> _Exercise brief_:
Please reproduce the entries in full. Keep every character the same.

> _Dataset rows describing interfaces_:
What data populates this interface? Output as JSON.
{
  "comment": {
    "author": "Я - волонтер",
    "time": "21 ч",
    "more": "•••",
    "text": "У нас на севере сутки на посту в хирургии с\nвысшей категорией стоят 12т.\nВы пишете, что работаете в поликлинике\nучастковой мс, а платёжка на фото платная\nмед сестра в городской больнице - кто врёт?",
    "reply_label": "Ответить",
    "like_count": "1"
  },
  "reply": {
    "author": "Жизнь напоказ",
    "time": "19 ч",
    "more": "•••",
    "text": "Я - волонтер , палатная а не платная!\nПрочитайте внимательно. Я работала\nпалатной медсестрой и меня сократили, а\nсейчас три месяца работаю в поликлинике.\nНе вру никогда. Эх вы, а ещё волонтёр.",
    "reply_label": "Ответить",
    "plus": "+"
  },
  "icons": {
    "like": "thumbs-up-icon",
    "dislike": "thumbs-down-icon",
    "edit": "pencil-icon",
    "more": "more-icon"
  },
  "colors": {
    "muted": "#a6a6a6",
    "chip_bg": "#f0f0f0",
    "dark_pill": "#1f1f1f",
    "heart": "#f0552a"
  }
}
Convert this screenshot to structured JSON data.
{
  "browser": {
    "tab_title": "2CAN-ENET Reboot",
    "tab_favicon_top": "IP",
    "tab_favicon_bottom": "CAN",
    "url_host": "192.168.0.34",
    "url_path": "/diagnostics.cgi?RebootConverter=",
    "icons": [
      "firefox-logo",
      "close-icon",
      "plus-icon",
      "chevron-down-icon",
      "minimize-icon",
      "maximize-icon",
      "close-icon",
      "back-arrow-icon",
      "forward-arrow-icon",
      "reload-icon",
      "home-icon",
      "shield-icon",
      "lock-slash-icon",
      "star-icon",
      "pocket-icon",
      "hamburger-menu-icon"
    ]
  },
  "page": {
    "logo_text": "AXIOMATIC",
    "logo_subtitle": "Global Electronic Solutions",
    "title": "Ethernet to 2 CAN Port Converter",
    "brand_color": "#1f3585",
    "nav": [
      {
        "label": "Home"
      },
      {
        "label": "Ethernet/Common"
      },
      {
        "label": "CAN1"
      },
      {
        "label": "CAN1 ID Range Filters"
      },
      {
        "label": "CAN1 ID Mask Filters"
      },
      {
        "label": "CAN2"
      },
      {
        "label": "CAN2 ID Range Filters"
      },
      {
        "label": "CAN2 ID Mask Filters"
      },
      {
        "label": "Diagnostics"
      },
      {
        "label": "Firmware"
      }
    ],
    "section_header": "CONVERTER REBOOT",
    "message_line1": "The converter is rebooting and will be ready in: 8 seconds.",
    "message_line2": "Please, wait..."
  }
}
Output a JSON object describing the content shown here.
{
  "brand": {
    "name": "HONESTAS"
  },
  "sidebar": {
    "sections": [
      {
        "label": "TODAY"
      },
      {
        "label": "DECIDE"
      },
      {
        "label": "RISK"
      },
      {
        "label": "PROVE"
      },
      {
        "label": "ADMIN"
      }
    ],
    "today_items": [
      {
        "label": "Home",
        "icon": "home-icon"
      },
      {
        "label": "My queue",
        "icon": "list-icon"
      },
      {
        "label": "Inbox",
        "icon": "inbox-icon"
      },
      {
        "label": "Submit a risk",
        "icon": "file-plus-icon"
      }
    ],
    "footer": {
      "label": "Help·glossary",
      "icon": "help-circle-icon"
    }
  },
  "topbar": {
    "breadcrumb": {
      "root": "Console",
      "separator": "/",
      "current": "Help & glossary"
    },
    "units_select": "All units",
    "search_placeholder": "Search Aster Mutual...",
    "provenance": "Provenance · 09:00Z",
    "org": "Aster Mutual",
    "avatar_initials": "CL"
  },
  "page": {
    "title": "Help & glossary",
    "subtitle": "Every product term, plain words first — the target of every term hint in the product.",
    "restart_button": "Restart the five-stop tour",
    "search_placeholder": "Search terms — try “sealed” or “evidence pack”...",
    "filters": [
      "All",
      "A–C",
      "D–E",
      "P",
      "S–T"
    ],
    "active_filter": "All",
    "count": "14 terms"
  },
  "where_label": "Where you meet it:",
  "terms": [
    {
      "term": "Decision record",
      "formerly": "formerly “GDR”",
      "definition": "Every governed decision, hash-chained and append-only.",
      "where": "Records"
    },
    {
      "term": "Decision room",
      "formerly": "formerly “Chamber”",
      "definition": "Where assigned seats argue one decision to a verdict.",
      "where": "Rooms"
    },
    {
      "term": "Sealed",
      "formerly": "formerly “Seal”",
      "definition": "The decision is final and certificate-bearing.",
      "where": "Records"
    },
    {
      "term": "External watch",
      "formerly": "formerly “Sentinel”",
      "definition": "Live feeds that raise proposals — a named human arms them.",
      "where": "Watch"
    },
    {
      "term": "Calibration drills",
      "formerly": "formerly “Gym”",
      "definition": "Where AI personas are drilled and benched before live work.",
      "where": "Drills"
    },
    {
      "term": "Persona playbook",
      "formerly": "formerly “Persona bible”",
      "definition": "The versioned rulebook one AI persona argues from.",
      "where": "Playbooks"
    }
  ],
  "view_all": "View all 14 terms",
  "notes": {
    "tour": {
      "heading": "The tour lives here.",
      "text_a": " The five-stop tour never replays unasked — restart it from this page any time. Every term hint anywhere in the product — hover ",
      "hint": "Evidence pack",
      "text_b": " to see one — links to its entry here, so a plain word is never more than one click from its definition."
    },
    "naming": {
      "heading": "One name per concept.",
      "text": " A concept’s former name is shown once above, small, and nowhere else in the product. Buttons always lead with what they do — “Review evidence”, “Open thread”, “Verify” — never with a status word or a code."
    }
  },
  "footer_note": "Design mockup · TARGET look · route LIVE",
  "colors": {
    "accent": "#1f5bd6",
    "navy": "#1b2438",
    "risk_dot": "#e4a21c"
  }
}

> _Written reply_:
What data populates this interface? Output as JSON.
{
  "comment": {
    "author": "Я - волонтер",
    "time": "21 ч",
    "more": "•••",
    "text": "У нас на севере сутки на посту в хирургии с\nвысшей категорией стоят 12т.\nВы пишете, что работаете в поликлинике\nучастковой мс, а платёжка на фото платная\nмед сестра в городской больнице - кто врёт?",
    "reply_label": "Ответить",
    "like_count": "1"
  },
  "reply": {
    "author": "Жизнь напоказ",
    "time": "19 ч",
    "more": "•••",
    "text": "Я - волонтер , палатная а не платная!\nПрочитайте внимательно. Я работала\nпалатной медсестрой и меня сократили, а\nсейчас три месяца работаю в поликлинике.\nНе вру никогда. Эх вы, а ещё волонтёр.",
    "reply_label": "Ответить",
    "plus": "+"
  },
  "icons": {
    "like": "thumbs-up-icon",
    "dislike": "thumbs-down-icon",
    "edit": "pencil-icon",
    "more": "more-icon"
  },
  "colors": {
    "muted": "#a6a6a6",
    "chip_bg": "#f0f0f0",
    "dark_pill": "#1f1f1f",
    "heart": "#f0552a"
  }
}
Convert this screenshot to structured JSON data.
{
  "browser": {
    "tab_title": "2CAN-ENET Reboot",
    "tab_favicon_top": "IP",
    "tab_favicon_bottom": "CAN",
    "url_host": "192.168.0.34",
    "url_path": "/diagnostics.cgi?RebootConverter=",
    "icons": [
      "firefox-logo",
      "close-icon",
      "plus-icon",
      "chevron-down-icon",
      "minimize-icon",
      "maximize-icon",
      "close-icon",
      "back-arrow-icon",
      "forward-arrow-icon",
      "reload-icon",
      "home-icon",
      "shield-icon",
      "lock-slash-icon",
      "star-icon",
      "pocket-icon",
      "hamburger-menu-icon"
    ]
  },
  "page": {
    "logo_text": "AXIOMATIC",
    "logo_subtitle": "Global Electronic Solutions",
    "title": "Ethernet to 2 CAN Port Converter",
    "brand_color": "#1f3585",
    "nav": [
      {
        "label": "Home"
      },
      {
        "label": "Ethernet/Common"
      },
      {
        "label": "CAN1"
      },
      {
        "label": "CAN1 ID Range Filters"
      },
      {
        "label": "CAN1 ID Mask Filters"
      },
      {
        "label": "CAN2"
      },
      {
        "label": "CAN2 ID Range Filters"
      },
      {
        "label": "CAN2 ID Mask Filters"
      },
      {
        "label": "Diagnostics"
      },
      {
        "label": "Firmware"
      }
    ],
    "section_header": "CONVERTER REBOOT",
    "message_line1": "The converter is rebooting and will be ready in: 8 seconds.",
    "message_line2": "Please, wait..."
  }
}
Output a JSON object describing the content shown here.
{
  "brand": {
    "name": "HONESTAS"
  },
  "sidebar": {
    "sections": [
      {
        "label": "TODAY"
      },
      {
        "label": "DECIDE"
      },
      {
        "label": "RISK"
      },
      {
        "label": "PROVE"
      },
      {
        "label": "ADMIN"
      }
    ],
    "today_items": [
      {
        "label": "Home",
        "icon": "home-icon"
      },
      {
        "label": "My queue",
        "icon": "list-icon"
      },
      {
        "label": "Inbox",
        "icon": "inbox-icon"
      },
      {
        "label": "Submit a risk",
        "icon": "file-plus-icon"
      }
    ],
    "footer": {
      "label": "Help·glossary",
      "icon": "help-circle-icon"
    }
  },
  "topbar": {
    "breadcrumb": {
      "root": "Console",
      "separator": "/",
      "current": "Help & glossary"
    },
    "units_select": "All units",
    "search_placeholder": "Search Aster Mutual...",
    "provenance": "Provenance · 09:00Z",
    "org": "Aster Mutual",
    "avatar_initials": "CL"
  },
  "page": {
    "title": "Help & glossary",
    "subtitle": "Every product term, plain words first — the target of every term hint in the product.",
    "restart_button": "Restart the five-stop tour",
    "search_placeholder": "Search terms — try “sealed” or “evidence pack”...",
    "filters": [
      "All",
      "A–C",
      "D–E",
      "P",
      "S–T"
    ],
    "active_filter": "All",
    "count": "14 terms"
  },
  "where_label": "Where you meet it:",
  "terms": [
    {
      "term": "Decision record",
      "formerly": "formerly “GDR”",
      "definition": "Every governed decision, hash-chained and append-only.",
      "where": "Records"
    },
    {
      "term": "Decision room",
      "formerly": "formerly “Chamber”",
      "definition": "Where assigned seats argue one decision to a verdict.",
      "where": "Rooms"
    },
    {
      "term": "Sealed",
      "formerly": "formerly “Seal”",
      "definition": "The decision is final and certificate-bearing.",
      "where": "Records"
    },
    {
      "term": "External watch",
      "formerly": "formerly “Sentinel”",
      "definition": "Live feeds that raise proposals — a named human arms them.",
      "where": "Watch"
    },
    {
      "term": "Calibration drills",
      "formerly": "formerly “Gym”",
      "definition": "Where AI personas are drilled and benched before live work.",
      "where": "Drills"
    },
    {
      "term": "Persona playbook",
      "formerly": "formerly “Persona bible”",
      "definition": "The versioned rulebook one AI persona argues from.",
      "where": "Playbooks"
    }
  ],
  "view_all": "View all 14 terms",
  "notes": {
    "tour": {
      "heading": "The tour lives here.",
      "text_a": " The five-stop tour never replays unasked — restart it from this page any time. Every term hint anywhere in the product — hover ",
      "hint": "Evidence pack",
      "text_b": " to see one — links to its entry here, so a plain word is never more than one click from its definition."
    },
    "naming": {
      "heading": "One name per concept.",
      "text": " A concept’s former name is shown once above, small, and nowhere else in the product. Buttons always lead with what they do — “Review evidence”, “Open thread”, “Verify” — never with a status word or a code."
    }
  },
  "footer_note": "Design mockup · TARGET look · route LIVE",
  "colors": {
    "accent": "#1f5bd6",
    "navy": "#1b2438",
    "risk_dot": "#e4a21c"
  }
}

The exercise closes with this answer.